*Data for processing*.
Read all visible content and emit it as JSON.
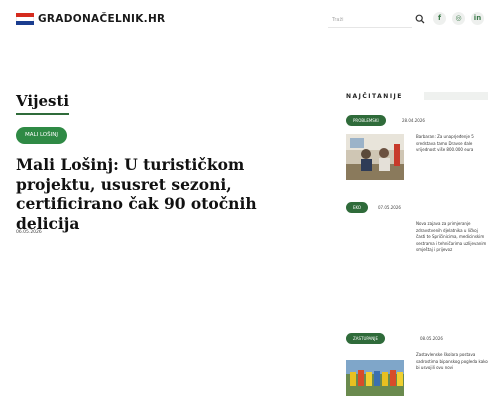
{
  "header": {
    "logo_text": "GRADONAČELNIK.HR",
    "search_placeholder": "Traži",
    "social": [
      {
        "icon": "facebook-icon",
        "glyph": "f"
      },
      {
        "icon": "instagram-icon",
        "glyph": "◎"
      },
      {
        "icon": "linkedin-icon",
        "glyph": "in"
      }
    ]
  },
  "main": {
    "section_title": "Vijesti",
    "category": "MALI LOŠINJ",
    "article_title": "Mali Lošinj: U turističkom projektu, ususret sezoni, certificirano čak 90 otočnih delicija",
    "article_date": "06.05.2026"
  },
  "sidebar": {
    "title": "NAJČITANIJE",
    "items": [
      {
        "category": "PROBLEMSKI",
        "date": "28.04.2026",
        "text": "Barbaran: Za unaprjeđenje 5 sredstava tamo Dravse dale vrijednost više 800.000 eura"
      },
      {
        "category": "EKO",
        "date": "07.05.2026",
        "text": "Nova zajava za primjeranje zdravstvenih djelatnika u ličkoj časti te Spričinicima, medicinskim sestrama i tehničarima uzlijevanim smještaj i prijevoz"
      },
      {
        "category": "ZASTUPANJE",
        "date": "08.05.2026",
        "text": "Zastavlenske školara postava sadrostima bipanskog pogleda kako bi usvojili ovu novi"
      }
    ]
  },
  "colors": {
    "accent": "#2f6b3a",
    "badge": "#2f8a45",
    "flag_red": "#d52b1e",
    "flag_white": "#ffffff",
    "flag_blue": "#1a3d8f"
  }
}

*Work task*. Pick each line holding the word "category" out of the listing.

*Answer to this exercise*.
    "category": "MALI LOŠINJ",
        "category": "PROBLEMSKI",
        "category": "EKO",
        "category": "ZASTUPANJE",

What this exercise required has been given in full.